[[ Data, beginning ]]

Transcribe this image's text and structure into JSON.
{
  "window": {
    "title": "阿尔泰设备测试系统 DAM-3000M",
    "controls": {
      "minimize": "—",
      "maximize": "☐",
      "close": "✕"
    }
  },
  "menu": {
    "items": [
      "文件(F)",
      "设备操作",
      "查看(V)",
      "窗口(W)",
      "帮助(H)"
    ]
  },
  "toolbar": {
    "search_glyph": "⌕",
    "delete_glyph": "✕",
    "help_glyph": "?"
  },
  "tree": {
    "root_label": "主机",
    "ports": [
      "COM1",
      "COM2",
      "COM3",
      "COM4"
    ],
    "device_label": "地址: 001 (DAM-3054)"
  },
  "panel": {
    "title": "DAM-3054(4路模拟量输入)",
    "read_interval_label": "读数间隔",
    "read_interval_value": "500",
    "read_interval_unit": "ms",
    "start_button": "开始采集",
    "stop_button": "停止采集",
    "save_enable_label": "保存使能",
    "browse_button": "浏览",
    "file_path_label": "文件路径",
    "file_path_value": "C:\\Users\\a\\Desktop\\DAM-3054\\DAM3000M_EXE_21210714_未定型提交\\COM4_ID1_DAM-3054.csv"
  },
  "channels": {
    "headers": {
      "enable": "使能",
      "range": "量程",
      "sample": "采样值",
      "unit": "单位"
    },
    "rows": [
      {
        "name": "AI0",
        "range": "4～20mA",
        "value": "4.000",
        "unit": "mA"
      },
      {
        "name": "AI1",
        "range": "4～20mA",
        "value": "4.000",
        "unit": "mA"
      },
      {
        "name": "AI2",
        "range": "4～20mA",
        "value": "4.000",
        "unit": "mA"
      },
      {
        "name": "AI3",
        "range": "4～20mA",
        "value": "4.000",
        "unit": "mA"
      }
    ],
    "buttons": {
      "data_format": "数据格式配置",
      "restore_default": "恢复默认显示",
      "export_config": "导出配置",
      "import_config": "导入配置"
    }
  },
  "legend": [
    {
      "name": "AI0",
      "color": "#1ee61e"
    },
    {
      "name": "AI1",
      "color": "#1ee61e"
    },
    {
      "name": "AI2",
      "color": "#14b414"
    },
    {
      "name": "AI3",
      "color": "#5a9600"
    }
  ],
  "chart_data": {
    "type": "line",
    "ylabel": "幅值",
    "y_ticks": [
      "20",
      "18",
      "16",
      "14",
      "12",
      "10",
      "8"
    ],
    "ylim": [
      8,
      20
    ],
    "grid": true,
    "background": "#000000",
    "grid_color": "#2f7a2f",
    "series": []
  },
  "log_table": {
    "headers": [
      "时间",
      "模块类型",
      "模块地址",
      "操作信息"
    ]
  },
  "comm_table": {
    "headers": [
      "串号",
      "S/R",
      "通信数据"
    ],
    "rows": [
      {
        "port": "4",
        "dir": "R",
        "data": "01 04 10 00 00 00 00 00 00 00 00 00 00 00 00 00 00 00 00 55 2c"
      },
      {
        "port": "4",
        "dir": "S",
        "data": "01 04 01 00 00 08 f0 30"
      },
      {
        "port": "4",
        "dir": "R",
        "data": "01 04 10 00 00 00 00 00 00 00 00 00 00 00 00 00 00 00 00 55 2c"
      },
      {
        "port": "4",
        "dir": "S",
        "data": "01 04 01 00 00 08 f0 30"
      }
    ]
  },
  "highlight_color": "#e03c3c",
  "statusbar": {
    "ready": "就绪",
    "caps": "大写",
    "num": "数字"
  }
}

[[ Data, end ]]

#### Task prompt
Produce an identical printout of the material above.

#### Answer section
Transcribe this image's text and structure into JSON.
{
  "window": {
    "title": "阿尔泰设备测试系统 DAM-3000M",
    "controls": {
      "minimize": "—",
      "maximize": "☐",
      "close": "✕"
    }
  },
  "menu": {
    "items": [
      "文件(F)",
      "设备操作",
      "查看(V)",
      "窗口(W)",
      "帮助(H)"
    ]
  },
  "toolbar": {
    "search_glyph": "⌕",
    "delete_glyph": "✕",
    "help_glyph": "?"
  },
  "tree": {
    "root_label": "主机",
    "ports": [
      "COM1",
      "COM2",
      "COM3",
      "COM4"
    ],
    "device_label": "地址: 001 (DAM-3054)"
  },
  "panel": {
    "title": "DAM-3054(4路模拟量输入)",
    "read_interval_label": "读数间隔",
    "read_interval_value": "500",
    "read_interval_unit": "ms",
    "start_button": "开始采集",
    "stop_button": "停止采集",
    "save_enable_label": "保存使能",
    "browse_button": "浏览",
    "file_path_label": "文件路径",
    "file_path_value": "C:\\Users\\a\\Desktop\\DAM-3054\\DAM3000M_EXE_21210714_未定型提交\\COM4_ID1_DAM-3054.csv"
  },
  "channels": {
    "headers": {
      "enable": "使能",
      "range": "量程",
      "sample": "采样值",
      "unit": "单位"
    },
    "rows": [
      {
        "name": "AI0",
        "range": "4～20mA",
        "value": "4.000",
        "unit": "mA"
      },
      {
        "name": "AI1",
        "range": "4～20mA",
        "value": "4.000",
        "unit": "mA"
      },
      {
        "name": "AI2",
        "range": "4～20mA",
        "value": "4.000",
        "unit": "mA"
      },
      {
        "name": "AI3",
        "range": "4～20mA",
        "value": "4.000",
        "unit": "mA"
      }
    ],
    "buttons": {
      "data_format": "数据格式配置",
      "restore_default": "恢复默认显示",
      "export_config": "导出配置",
      "import_config": "导入配置"
    }
  },
  "legend": [
    {
      "name": "AI0",
      "color": "#1ee61e"
    },
    {
      "name": "AI1",
      "color": "#1ee61e"
    },
    {
      "name": "AI2",
      "color": "#14b414"
    },
    {
      "name": "AI3",
      "color": "#5a9600"
    }
  ],
  "chart_data": {
    "type": "line",
    "ylabel": "幅值",
    "y_ticks": [
      "20",
      "18",
      "16",
      "14",
      "12",
      "10",
      "8"
    ],
    "ylim": [
      8,
      20
    ],
    "grid": true,
    "background": "#000000",
    "grid_color": "#2f7a2f",
    "series": []
  },
  "log_table": {
    "headers": [
      "时间",
      "模块类型",
      "模块地址",
      "操作信息"
    ]
  },
  "comm_table": {
    "headers": [
      "串号",
      "S/R",
      "通信数据"
    ],
    "rows": [
      {
        "port": "4",
        "dir": "R",
        "data": "01 04 10 00 00 00 00 00 00 00 00 00 00 00 00 00 00 00 00 55 2c"
      },
      {
        "port": "4",
        "dir": "S",
        "data": "01 04 01 00 00 08 f0 30"
      },
      {
        "port": "4",
        "dir": "R",
        "data": "01 04 10 00 00 00 00 00 00 00 00 00 00 00 00 00 00 00 00 55 2c"
      },
      {
        "port": "4",
        "dir": "S",
        "data": "01 04 01 00 00 08 f0 30"
      }
    ]
  },
  "highlight_color": "#e03c3c",
  "statusbar": {
    "ready": "就绪",
    "caps": "大写",
    "num": "数字"
  }
}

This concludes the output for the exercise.